Rolling Blackouts, Tsunami Damage Try Japanese Companies
A day after Japan's biggest earthquake ever caused widespread destruction and as-yet uncounted deaths, Japan's biggest electronics companies are trying to ensure that employees in disaster areas are safe and facilities remain intact.
The threat of meltdowns at two nuclear power plants remains, while fires continue to rage in some areas and fields and roadways are clogged by sea water from a deadly tsunami that washed away entire towns.
Government estimates of the dead and missing currently top 1,000, but local news sources say as many as 10,000 people from one town may have been swept out to sea by the tsunami, which struck after Japan's 8.9-magnitude earthquake.
One of the biggest problems companies now face is power shortages caused by damage from the tsunami. People and companies are being told to expect rolling blackouts as officials work to get power plants back online.
Water is another concern. Fears of shortages prompted the government to ask people to conserve water as well as electricity.
The worst physical damage from the earthquake, which caused skyscrapers over a hundred miles away in Tokyo to sway dangerously, came from tsunami floodwaters shortly after the earthquake struck on Friday afternoon.
Sony, for example, spent Saturday airlifting emergency supplies by helicopter to hundreds of employees stuck at a Blu-ray disc factory in Miyagi prefecture, Japan.
The tsunami struck just after 1,000 workers at the factory moved to the second floor, stranding them there overnight. The Miyagi facility is one of six plants Sony shuttered after the earthquake, but the only one the company believes sustained extensive damage.
Sony "has not suffered major damage except for that (Miyagi) factory," said George Boyd, a Sony representative, though he added that it's hard to judge the overall impact of the earthquake so soon. Some of Sony's plants, including a battery facility and a chip factory, remain down due to the power outages.

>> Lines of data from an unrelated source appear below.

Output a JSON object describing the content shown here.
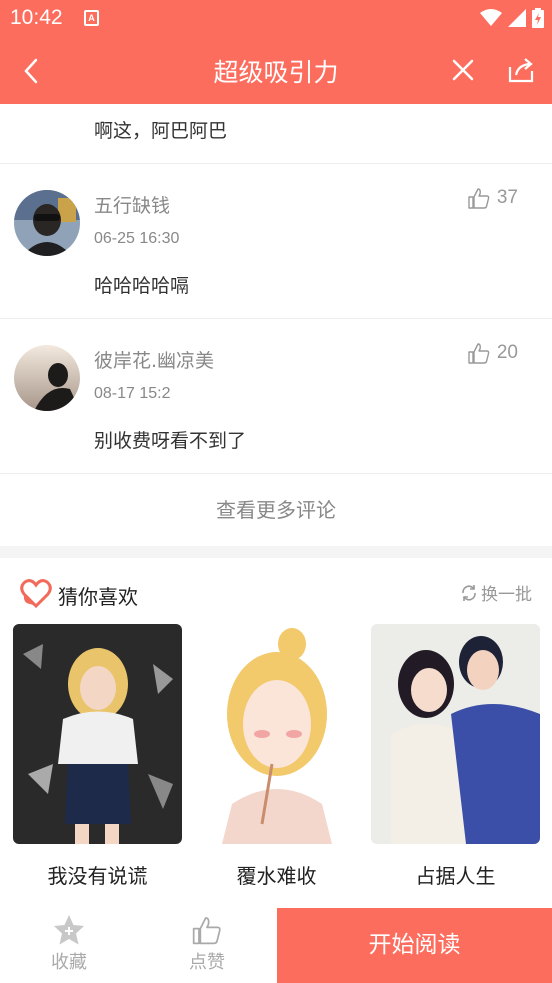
{
  "status": {
    "time": "10:42"
  },
  "header": {
    "title": "超级吸引力"
  },
  "previous_comment": {
    "text": "啊这，阿巴阿巴"
  },
  "comments": [
    {
      "name": "五行缺钱",
      "date": "06-25 16:30",
      "text": "哈哈哈哈嗝",
      "likes": "37"
    },
    {
      "name": "彼岸花.幽凉美",
      "date": "08-17 15:2",
      "text": "别收费呀看不到了",
      "likes": "20"
    }
  ],
  "more_comments": "查看更多评论",
  "recommend": {
    "title": "猜你喜欢",
    "refresh_label": "换一批",
    "items": [
      {
        "name": "我没有说谎"
      },
      {
        "name": "覆水难收"
      },
      {
        "name": "占据人生"
      }
    ]
  },
  "bottom_bar": {
    "collect_label": "收藏",
    "like_label": "点赞",
    "read_label": "开始阅读"
  },
  "colors": {
    "accent": "#fd6d5e"
  }
}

Tokyo Electric Power Company, which covers Tokyo and a number of other areas east of Japan's capital, has said residents should expect power shortages because the earthquake and resulting tsunami damaged some power stations and caused others to shut down.
One of the most serious problems the company faces is at two nuclear power plants in Fukushima prefecture. The company said an explosion at the Fukushima Daiichi Nuclear Power Station Unit 1 caused by an aftershock sent four workers to the hospital. The company is still assessing damage to the facility, it said in a statement, while local news reports indicate the reactor remains intact, and that outer buildings were damaged by the blow.
"We are presently checking on the site situation of each plant and effect of discharged radioactive materials," the company said.
Japanese DRAM maker Elpida Memory says the earthquake and tsunami had little impact on its operations because they're so far away from the temblor. Elpida's main chip factories are in Hiroshima, in the western part of Japan, while the earthquake's epicenter was in the northeast.
The earthquake "had very little impact. No wafers were scrapped and the operation has been back to normal," said Kumi Higuchi, a representative from Elpida.
She said one factory, Akita Elpida, used to test finished chips for defects and package them inside protective material, is being affected by blackouts. However, Elpida doesn't believe this will impact its operations because most of its chips are sent to Taiwan for testing and packaging.
SanDisk, which partners with Toshiba in a few joint venture chip manufacturing plants in Japan, said both of its factories were down for a short period of time on Friday due to the earthquake, but were already back up and running later the same day.
The company noted that the factories are 500 miles away from the epicenter and said "there has been minimal immediate impact on wafer output due to the earthquake."
Toshiba could not immediately be reached for comment.
The company is one of the world's largest suppliers of flash memory, with an extensive network of chip factories in Japan. The company's flash memory chips are the main storage chips inside Apple's iPad 2, according to iFixit, which did a teardown of the device and found 16GB NAND Flash from Toshiba inside.
Jim Handy from industry research firm Objective Analysis, estimates that Japan supplies 40 percent of the world's NAND flash memory and that the earthquake will cause "phenomenal price swings and large near-term shortages."
"It doesn't take a large production decrease to cause prices to increase dramatically," he noted.
Another major electronic component potentially impacted by the earthquake was LCDs.
Japan is no longer a major producer of LCD panels, though it still accounted for over 6 percent of the global supply last year, but it does sell a large share of components used in LCD panels, including glass, color filters, polarizers and LEDs, according the IHS iSuppli, the market research company.